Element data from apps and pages
==================================================

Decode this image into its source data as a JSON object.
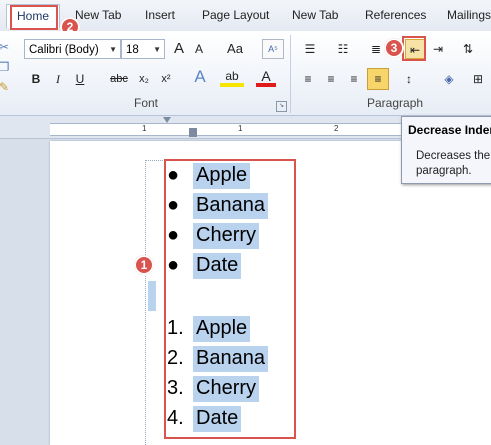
{
  "tabs": [
    "Home",
    "New Tab",
    "Insert",
    "Page Layout",
    "New Tab",
    "References",
    "Mailings"
  ],
  "font": {
    "name": "Calibri (Body)",
    "size": "18",
    "group_label": "Font",
    "buttons": {
      "grow": "A",
      "shrink": "A",
      "case": "Aa",
      "bold": "B",
      "italic": "I",
      "underline": "U",
      "strike": "abc",
      "subscript": "x₂",
      "superscript": "x²",
      "effects": "A",
      "highlight": "ab",
      "color": "A"
    }
  },
  "paragraph": {
    "group_label": "Paragraph"
  },
  "document": {
    "bullets": [
      "Apple",
      "Banana",
      "Cherry",
      "Date"
    ],
    "numbered": [
      {
        "n": "1.",
        "text": "Apple"
      },
      {
        "n": "2.",
        "text": "Banana"
      },
      {
        "n": "3.",
        "text": "Cherry"
      },
      {
        "n": "4.",
        "text": "Date"
      }
    ],
    "bullet_char": "●"
  },
  "ruler": {
    "marks": [
      "1",
      "1",
      "2"
    ]
  },
  "tooltip": {
    "title": "Decrease Indent",
    "body_line1": "Decreases the",
    "body_line2": "paragraph."
  },
  "badges": {
    "list": "1",
    "home": "2",
    "indent": "3"
  },
  "colors": {
    "annotation": "#d9534f",
    "selection": "#b9d3ef"
  }
}
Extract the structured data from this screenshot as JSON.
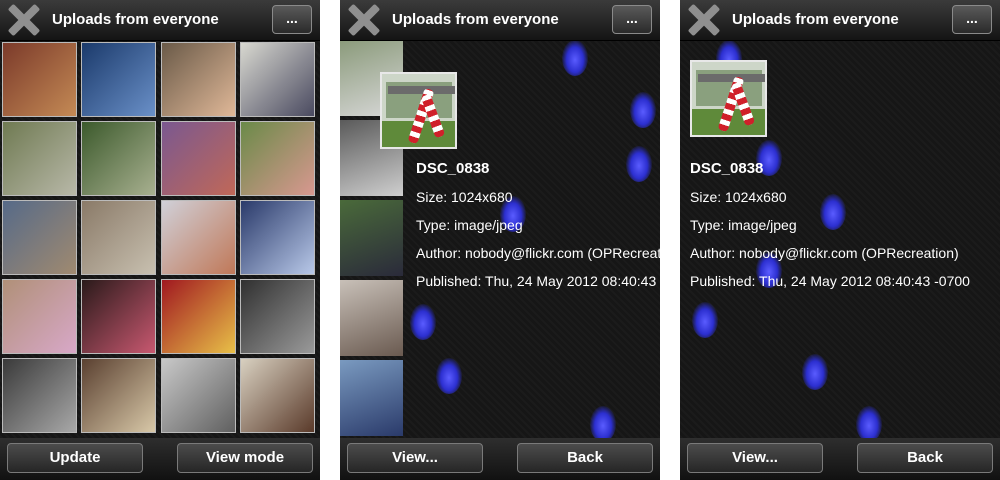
{
  "header": {
    "title": "Uploads from everyone",
    "more_label": "..."
  },
  "grid_view": {
    "footer": {
      "left_label": "Update",
      "right_label": "View mode"
    },
    "thumbnails": [
      {
        "colors": [
          "#7b3a2a",
          "#c48a55"
        ]
      },
      {
        "colors": [
          "#1b3a6b",
          "#6a90c8"
        ]
      },
      {
        "colors": [
          "#6a5a48",
          "#e0b898"
        ]
      },
      {
        "colors": [
          "#d8d8d0",
          "#4a4a60"
        ]
      },
      {
        "colors": [
          "#6f7a52",
          "#b8b8a8"
        ]
      },
      {
        "colors": [
          "#3c5a2c",
          "#a8b090"
        ]
      },
      {
        "colors": [
          "#7a5890",
          "#c06858"
        ]
      },
      {
        "colors": [
          "#6a8a48",
          "#d89890"
        ]
      },
      {
        "colors": [
          "#566a88",
          "#a08a70"
        ]
      },
      {
        "colors": [
          "#8a7a68",
          "#c8c0b0"
        ]
      },
      {
        "colors": [
          "#d0d0d8",
          "#c07858"
        ]
      },
      {
        "colors": [
          "#2a3a6a",
          "#b8c8e8"
        ]
      },
      {
        "colors": [
          "#b09078",
          "#d8a8c8"
        ]
      },
      {
        "colors": [
          "#2a1a1a",
          "#c85870"
        ]
      },
      {
        "colors": [
          "#a01820",
          "#e8c048"
        ]
      },
      {
        "colors": [
          "#303030",
          "#9a9a9a"
        ]
      },
      {
        "colors": [
          "#3a3a3a",
          "#a8a8a8"
        ]
      },
      {
        "colors": [
          "#5a4030",
          "#d8c8a8"
        ]
      },
      {
        "colors": [
          "#c8c8c8",
          "#606060"
        ]
      },
      {
        "colors": [
          "#d8d0c0",
          "#5a3a2a"
        ]
      }
    ]
  },
  "detail_view": {
    "footer": {
      "left_label": "View...",
      "right_label": "Back"
    },
    "file_name": "DSC_0838",
    "size_text": "Size: 1024x680",
    "type_text": "Type: image/jpeg",
    "author_text": "Author: nobody@flickr.com (OPRecreation)",
    "published_text": "Published: Thu, 24 May 2012 08:40:43 -0700",
    "strip_thumbnails": [
      {
        "colors": [
          "#8a9a7a",
          "#d8d8d8"
        ]
      },
      {
        "colors": [
          "#5a5a5a",
          "#cfcfcf"
        ]
      },
      {
        "colors": [
          "#4a6a3a",
          "#2a2a3a"
        ]
      },
      {
        "colors": [
          "#c8c0b8",
          "#6a5a50"
        ]
      },
      {
        "colors": [
          "#7a9ac0",
          "#2a3a6a"
        ]
      }
    ]
  }
}
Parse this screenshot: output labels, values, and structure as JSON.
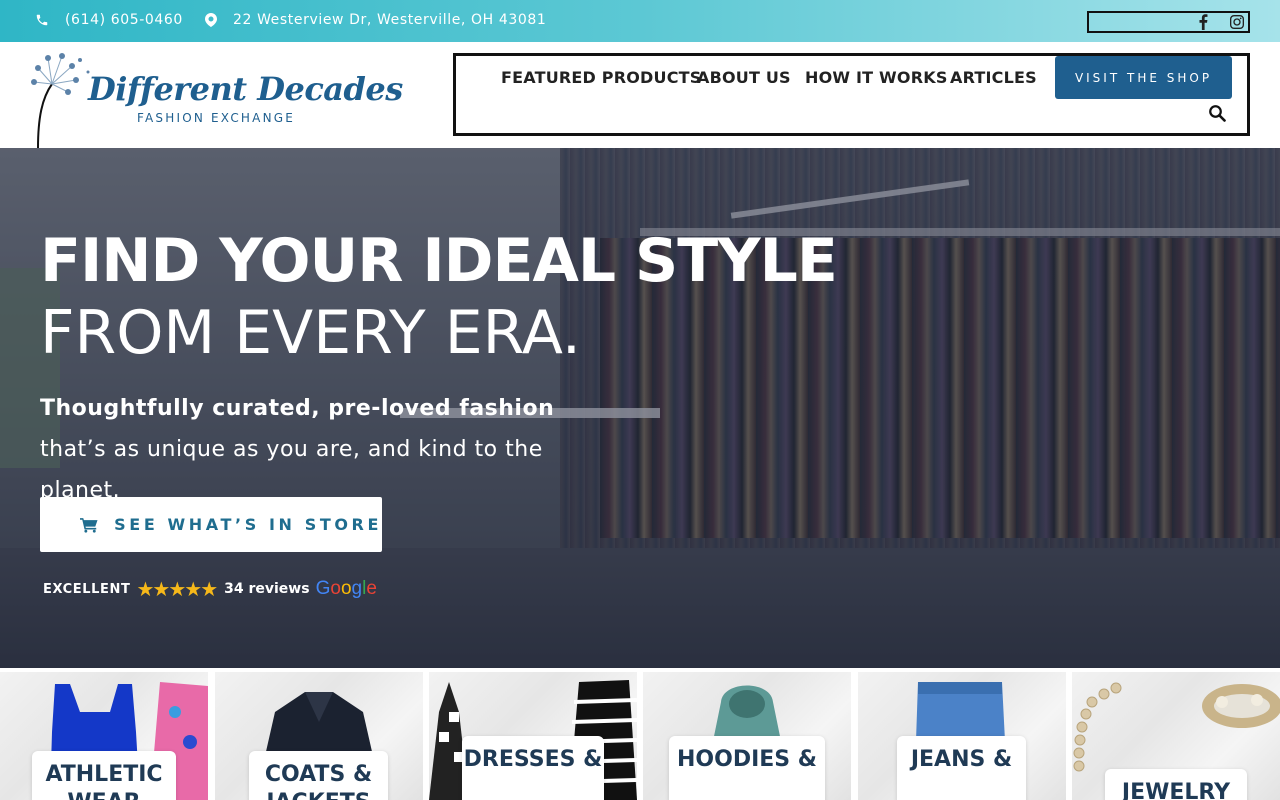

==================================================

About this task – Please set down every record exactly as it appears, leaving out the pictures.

Answer to the problem –
Decode this image into its source data as a JSON object.
{
  "tabs": [
    "Home",
    "New Tab",
    "Insert",
    "Page Layout",
    "New Tab",
    "References",
    "Mailings"
  ],
  "font": {
    "name": "Calibri (Body)",
    "size": "18",
    "group_label": "Font",
    "buttons": {
      "grow": "A",
      "shrink": "A",
      "case": "Aa",
      "bold": "B",
      "italic": "I",
      "underline": "U",
      "strike": "abc",
      "subscript": "x₂",
      "superscript": "x²",
      "effects": "A",
      "highlight": "ab",
      "color": "A"
    }
  },
  "paragraph": {
    "group_label": "Paragraph"
  },
  "document": {
    "bullets": [
      "Apple",
      "Banana",
      "Cherry",
      "Date"
    ],
    "numbered": [
      {
        "n": "1.",
        "text": "Apple"
      },
      {
        "n": "2.",
        "text": "Banana"
      },
      {
        "n": "3.",
        "text": "Cherry"
      },
      {
        "n": "4.",
        "text": "Date"
      }
    ],
    "bullet_char": "●"
  },
  "ruler": {
    "marks": [
      "1",
      "1",
      "2"
    ]
  },
  "tooltip": {
    "title": "Decrease Indent",
    "body_line1": "Decreases the",
    "body_line2": "paragraph."
  },
  "badges": {
    "list": "1",
    "home": "2",
    "indent": "3"
  },
  "colors": {
    "annotation": "#d9534f",
    "selection": "#b9d3ef"
  }
}
Extract the structured data from this screenshot as JSON.
{
  "header": {
    "title": "Uploads from everyone",
    "more_label": "..."
  },
  "grid_view": {
    "footer": {
      "left_label": "Update",
      "right_label": "View mode"
    },
    "thumbnails": [
      {
        "colors": [
          "#7b3a2a",
          "#c48a55"
        ]
      },
      {
        "colors": [
          "#1b3a6b",
          "#6a90c8"
        ]
      },
      {
        "colors": [
          "#6a5a48",
          "#e0b898"
        ]
      },
      {
        "colors": [
          "#d8d8d0",
          "#4a4a60"
        ]
      },
      {
        "colors": [
          "#6f7a52",
          "#b8b8a8"
        ]
      },
      {
        "colors": [
          "#3c5a2c",
          "#a8b090"
        ]
      },
      {
        "colors": [
          "#7a5890",
          "#c06858"
        ]
      },
      {
        "colors": [
          "#6a8a48",
          "#d89890"
        ]
      },
      {
        "colors": [
          "#566a88",
          "#a08a70"
        ]
      },
      {
        "colors": [
          "#8a7a68",
          "#c8c0b0"
        ]
      },
      {
        "colors": [
          "#d0d0d8",
          "#c07858"
        ]
      },
      {
        "colors": [
          "#2a3a6a",
          "#b8c8e8"
        ]
      },
      {
        "colors": [
          "#b09078",
          "#d8a8c8"
        ]
      },
      {
        "colors": [
          "#2a1a1a",
          "#c85870"
        ]
      },
      {
        "colors": [
          "#a01820",
          "#e8c048"
        ]
      },
      {
        "colors": [
          "#303030",
          "#9a9a9a"
        ]
      },
      {
        "colors": [
          "#3a3a3a",
          "#a8a8a8"
        ]
      },
      {
        "colors": [
          "#5a4030",
          "#d8c8a8"
        ]
      },
      {
        "colors": [
          "#c8c8c8",
          "#606060"
        ]
      },
      {
        "colors": [
          "#d8d0c0",
          "#5a3a2a"
        ]
      }
    ]
  },
  "detail_view": {
    "footer": {
      "left_label": "View...",
      "right_label": "Back"
    },
    "file_name": "DSC_0838",
    "size_text": "Size: 1024x680",
    "type_text": "Type: image/jpeg",
    "author_text": "Author: nobody@flickr.com (OPRecreation)",
    "published_text": "Published: Thu, 24 May 2012 08:40:43 -0700",
    "strip_thumbnails": [
      {
        "colors": [
          "#8a9a7a",
          "#d8d8d8"
        ]
      },
      {
        "colors": [
          "#5a5a5a",
          "#cfcfcf"
        ]
      },
      {
        "colors": [
          "#4a6a3a",
          "#2a2a3a"
        ]
      },
      {
        "colors": [
          "#c8c0b8",
          "#6a5a50"
        ]
      },
      {
        "colors": [
          "#7a9ac0",
          "#2a3a6a"
        ]
      }
    ]
  }
}
Parse this screenshot: output labels, values, and structure as JSON.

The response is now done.